_Data records_

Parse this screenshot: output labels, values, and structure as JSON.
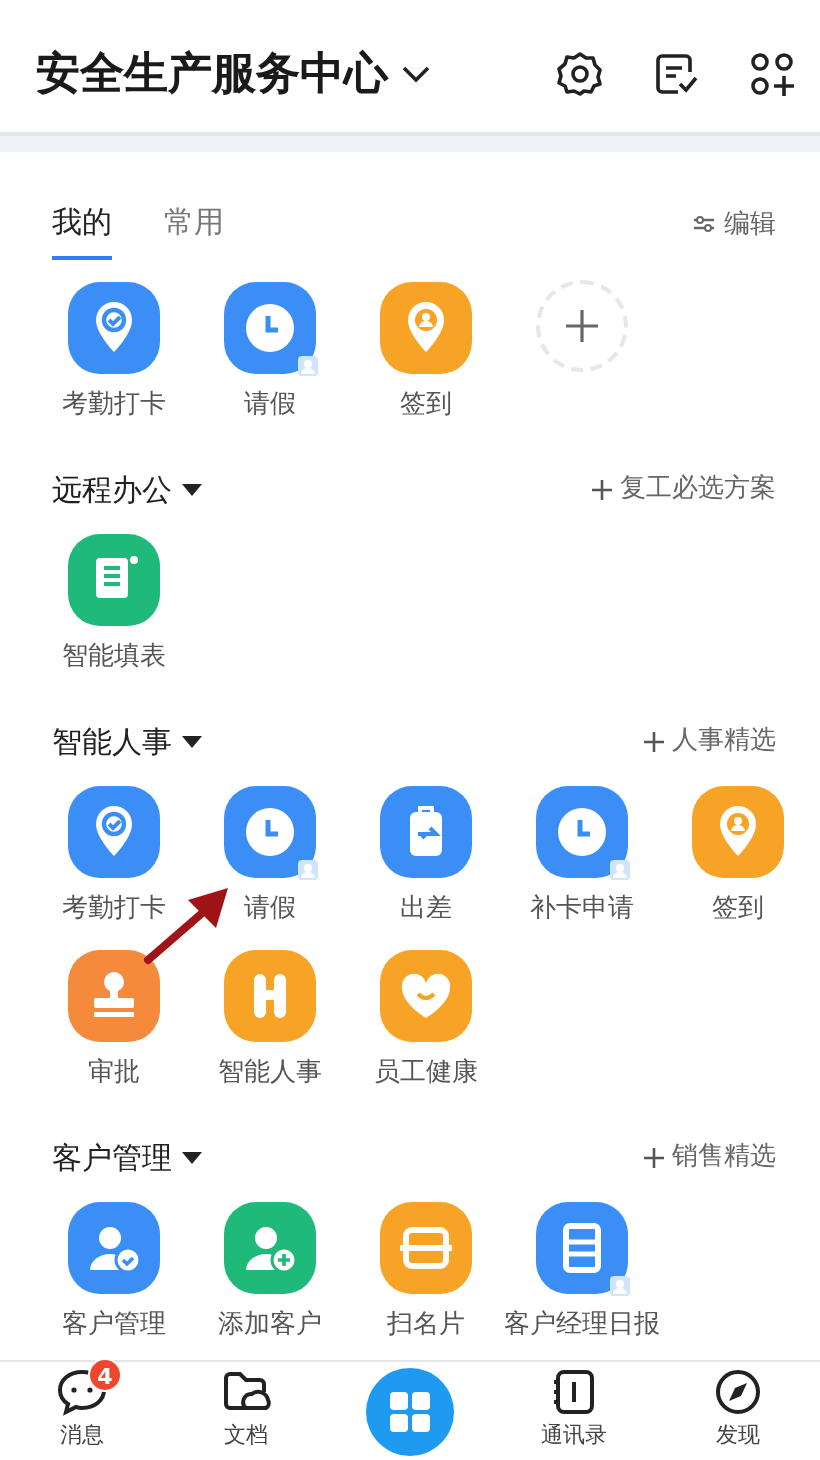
{
  "header": {
    "title": "安全生产服务中心"
  },
  "tabs": [
    {
      "label": "我的",
      "selected": true
    },
    {
      "label": "常用",
      "selected": false
    }
  ],
  "edit_link": "编辑",
  "my_apps": [
    {
      "label": "考勤打卡",
      "kind": "pin-check",
      "color": "#3a8ef6"
    },
    {
      "label": "请假",
      "kind": "clock",
      "color": "#3a8ef6",
      "badge": true
    },
    {
      "label": "签到",
      "kind": "pin-person",
      "color": "#f7a325"
    },
    {
      "kind": "add"
    }
  ],
  "sections": [
    {
      "title": "远程办公",
      "action": "复工必选方案",
      "apps": [
        {
          "label": "智能填表",
          "kind": "form",
          "color": "#1fb97a"
        }
      ]
    },
    {
      "title": "智能人事",
      "action": "人事精选",
      "apps": [
        {
          "label": "考勤打卡",
          "kind": "pin-check",
          "color": "#3a8ef6"
        },
        {
          "label": "请假",
          "kind": "clock",
          "color": "#3a8ef6",
          "badge": true
        },
        {
          "label": "出差",
          "kind": "suitcase",
          "color": "#3a8ef6"
        },
        {
          "label": "补卡申请",
          "kind": "clock",
          "color": "#3a8ef6",
          "badge": true
        },
        {
          "label": "签到",
          "kind": "pin-person",
          "color": "#f7a325"
        },
        {
          "label": "审批",
          "kind": "stamp",
          "color": "#f58a3c"
        },
        {
          "label": "智能人事",
          "kind": "h-letter",
          "color": "#f7a325"
        },
        {
          "label": "员工健康",
          "kind": "heart",
          "color": "#f7a325"
        }
      ]
    },
    {
      "title": "客户管理",
      "action": "销售精选",
      "apps": [
        {
          "label": "客户管理",
          "kind": "person-check",
          "color": "#3a8ef6"
        },
        {
          "label": "添加客户",
          "kind": "person-plus",
          "color": "#1fb97a"
        },
        {
          "label": "扫名片",
          "kind": "scan",
          "color": "#f7a325"
        },
        {
          "label": "客户经理日报",
          "kind": "report",
          "color": "#3a8ef6",
          "badge": true
        }
      ]
    }
  ],
  "annotation_arrow": true,
  "bottom_nav": [
    {
      "kind": "chat",
      "label": "消息",
      "badge": "4"
    },
    {
      "kind": "folder",
      "label": "文档"
    },
    {
      "kind": "center"
    },
    {
      "kind": "book",
      "label": "通讯录"
    },
    {
      "kind": "compass",
      "label": "发现"
    }
  ]
}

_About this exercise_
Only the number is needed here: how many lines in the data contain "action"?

_Reply to the exercise_
3